(Stored items)

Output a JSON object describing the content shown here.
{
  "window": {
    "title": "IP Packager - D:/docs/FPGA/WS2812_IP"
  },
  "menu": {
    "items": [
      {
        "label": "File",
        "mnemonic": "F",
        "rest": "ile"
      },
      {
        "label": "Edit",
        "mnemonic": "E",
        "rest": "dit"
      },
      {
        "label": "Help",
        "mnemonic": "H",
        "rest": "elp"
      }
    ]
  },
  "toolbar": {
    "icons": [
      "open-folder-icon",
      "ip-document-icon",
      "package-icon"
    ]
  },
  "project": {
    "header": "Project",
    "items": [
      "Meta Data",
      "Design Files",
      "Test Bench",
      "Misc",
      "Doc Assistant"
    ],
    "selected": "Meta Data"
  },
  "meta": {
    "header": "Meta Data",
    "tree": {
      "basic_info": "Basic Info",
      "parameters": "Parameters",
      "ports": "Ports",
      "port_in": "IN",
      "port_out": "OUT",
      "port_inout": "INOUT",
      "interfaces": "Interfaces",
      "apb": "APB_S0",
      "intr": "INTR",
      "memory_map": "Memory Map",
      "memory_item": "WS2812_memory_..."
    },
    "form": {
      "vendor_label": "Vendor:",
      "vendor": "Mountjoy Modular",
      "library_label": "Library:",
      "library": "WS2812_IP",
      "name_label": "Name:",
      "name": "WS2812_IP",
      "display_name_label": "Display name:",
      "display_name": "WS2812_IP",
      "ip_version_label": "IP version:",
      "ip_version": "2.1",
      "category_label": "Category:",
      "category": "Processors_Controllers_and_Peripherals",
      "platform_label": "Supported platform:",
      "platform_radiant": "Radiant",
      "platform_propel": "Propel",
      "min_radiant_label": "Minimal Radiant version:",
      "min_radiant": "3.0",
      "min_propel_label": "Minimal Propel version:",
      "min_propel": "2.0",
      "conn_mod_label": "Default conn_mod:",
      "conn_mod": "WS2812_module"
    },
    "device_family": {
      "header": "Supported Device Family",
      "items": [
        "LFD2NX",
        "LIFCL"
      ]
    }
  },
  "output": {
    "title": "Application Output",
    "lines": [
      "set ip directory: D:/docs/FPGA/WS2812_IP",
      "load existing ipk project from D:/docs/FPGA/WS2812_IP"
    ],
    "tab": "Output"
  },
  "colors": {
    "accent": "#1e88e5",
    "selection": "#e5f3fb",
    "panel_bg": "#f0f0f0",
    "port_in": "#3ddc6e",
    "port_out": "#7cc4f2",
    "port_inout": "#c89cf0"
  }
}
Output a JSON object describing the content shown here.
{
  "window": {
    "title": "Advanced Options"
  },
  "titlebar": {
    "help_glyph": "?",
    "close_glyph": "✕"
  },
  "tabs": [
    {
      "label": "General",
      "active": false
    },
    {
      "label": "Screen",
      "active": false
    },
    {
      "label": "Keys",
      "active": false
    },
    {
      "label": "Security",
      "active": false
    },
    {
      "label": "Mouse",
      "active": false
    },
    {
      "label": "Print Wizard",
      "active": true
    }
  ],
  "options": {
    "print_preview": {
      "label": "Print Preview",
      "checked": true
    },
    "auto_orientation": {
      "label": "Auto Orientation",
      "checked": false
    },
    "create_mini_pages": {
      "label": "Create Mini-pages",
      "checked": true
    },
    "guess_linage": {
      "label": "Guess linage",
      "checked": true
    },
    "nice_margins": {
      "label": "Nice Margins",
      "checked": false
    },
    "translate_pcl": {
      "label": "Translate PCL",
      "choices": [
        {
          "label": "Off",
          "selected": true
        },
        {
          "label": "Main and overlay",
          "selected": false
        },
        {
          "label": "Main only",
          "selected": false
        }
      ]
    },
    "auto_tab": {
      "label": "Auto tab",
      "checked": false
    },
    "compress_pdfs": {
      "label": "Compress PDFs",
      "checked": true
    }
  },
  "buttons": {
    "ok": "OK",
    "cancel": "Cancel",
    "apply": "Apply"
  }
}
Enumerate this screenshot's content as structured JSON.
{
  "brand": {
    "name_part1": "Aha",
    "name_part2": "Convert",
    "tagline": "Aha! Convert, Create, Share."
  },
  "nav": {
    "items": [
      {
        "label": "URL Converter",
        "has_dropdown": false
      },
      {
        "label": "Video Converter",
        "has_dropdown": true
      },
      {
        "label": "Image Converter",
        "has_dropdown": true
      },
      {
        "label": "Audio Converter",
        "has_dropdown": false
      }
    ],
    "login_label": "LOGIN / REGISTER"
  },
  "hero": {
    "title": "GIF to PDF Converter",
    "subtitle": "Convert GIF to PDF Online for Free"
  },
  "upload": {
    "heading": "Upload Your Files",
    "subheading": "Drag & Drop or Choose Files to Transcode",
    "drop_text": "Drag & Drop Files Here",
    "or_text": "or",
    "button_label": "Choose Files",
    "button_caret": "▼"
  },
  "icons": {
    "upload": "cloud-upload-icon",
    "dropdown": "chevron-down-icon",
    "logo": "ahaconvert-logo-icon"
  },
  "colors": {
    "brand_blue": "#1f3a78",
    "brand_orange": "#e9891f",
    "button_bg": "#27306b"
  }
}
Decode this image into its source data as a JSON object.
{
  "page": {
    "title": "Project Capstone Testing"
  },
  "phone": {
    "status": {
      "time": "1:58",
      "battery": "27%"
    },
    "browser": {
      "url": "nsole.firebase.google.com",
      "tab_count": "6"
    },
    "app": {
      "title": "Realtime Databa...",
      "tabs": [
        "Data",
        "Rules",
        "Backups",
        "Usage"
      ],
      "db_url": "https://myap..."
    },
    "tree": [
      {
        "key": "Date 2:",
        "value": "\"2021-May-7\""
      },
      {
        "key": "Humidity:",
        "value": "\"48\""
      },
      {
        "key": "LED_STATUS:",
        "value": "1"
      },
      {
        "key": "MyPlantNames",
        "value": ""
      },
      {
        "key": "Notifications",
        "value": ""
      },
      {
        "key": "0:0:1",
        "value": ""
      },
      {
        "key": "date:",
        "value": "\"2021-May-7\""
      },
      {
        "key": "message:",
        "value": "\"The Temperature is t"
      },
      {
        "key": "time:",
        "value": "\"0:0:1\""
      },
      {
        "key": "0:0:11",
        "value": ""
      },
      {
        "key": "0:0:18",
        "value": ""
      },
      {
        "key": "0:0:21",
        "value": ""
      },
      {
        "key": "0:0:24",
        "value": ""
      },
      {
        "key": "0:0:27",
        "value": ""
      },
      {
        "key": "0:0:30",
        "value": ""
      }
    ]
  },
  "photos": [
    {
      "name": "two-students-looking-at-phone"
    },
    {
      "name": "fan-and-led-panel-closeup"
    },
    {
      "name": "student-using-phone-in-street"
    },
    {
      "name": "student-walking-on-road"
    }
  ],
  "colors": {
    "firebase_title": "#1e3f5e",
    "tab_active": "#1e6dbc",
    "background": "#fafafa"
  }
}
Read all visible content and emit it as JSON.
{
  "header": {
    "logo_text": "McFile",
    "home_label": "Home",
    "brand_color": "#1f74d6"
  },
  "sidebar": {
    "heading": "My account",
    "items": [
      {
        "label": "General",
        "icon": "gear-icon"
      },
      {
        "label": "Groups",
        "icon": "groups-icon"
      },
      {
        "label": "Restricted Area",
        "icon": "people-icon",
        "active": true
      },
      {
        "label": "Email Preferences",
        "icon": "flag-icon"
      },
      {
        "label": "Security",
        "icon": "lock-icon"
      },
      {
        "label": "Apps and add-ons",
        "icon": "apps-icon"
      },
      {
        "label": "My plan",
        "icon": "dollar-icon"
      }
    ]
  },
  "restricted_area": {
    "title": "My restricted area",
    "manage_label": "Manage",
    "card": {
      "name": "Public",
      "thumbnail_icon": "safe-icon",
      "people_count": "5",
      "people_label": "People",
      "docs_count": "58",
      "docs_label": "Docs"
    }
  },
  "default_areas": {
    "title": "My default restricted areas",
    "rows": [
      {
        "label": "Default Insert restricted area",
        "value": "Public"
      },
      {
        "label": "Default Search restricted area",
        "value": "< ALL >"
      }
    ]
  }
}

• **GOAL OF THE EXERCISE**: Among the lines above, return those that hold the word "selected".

• **EXERCISE RESULT**:
    "selected": "Meta Data"
          "selected": true
          "selected": false
          "selected": false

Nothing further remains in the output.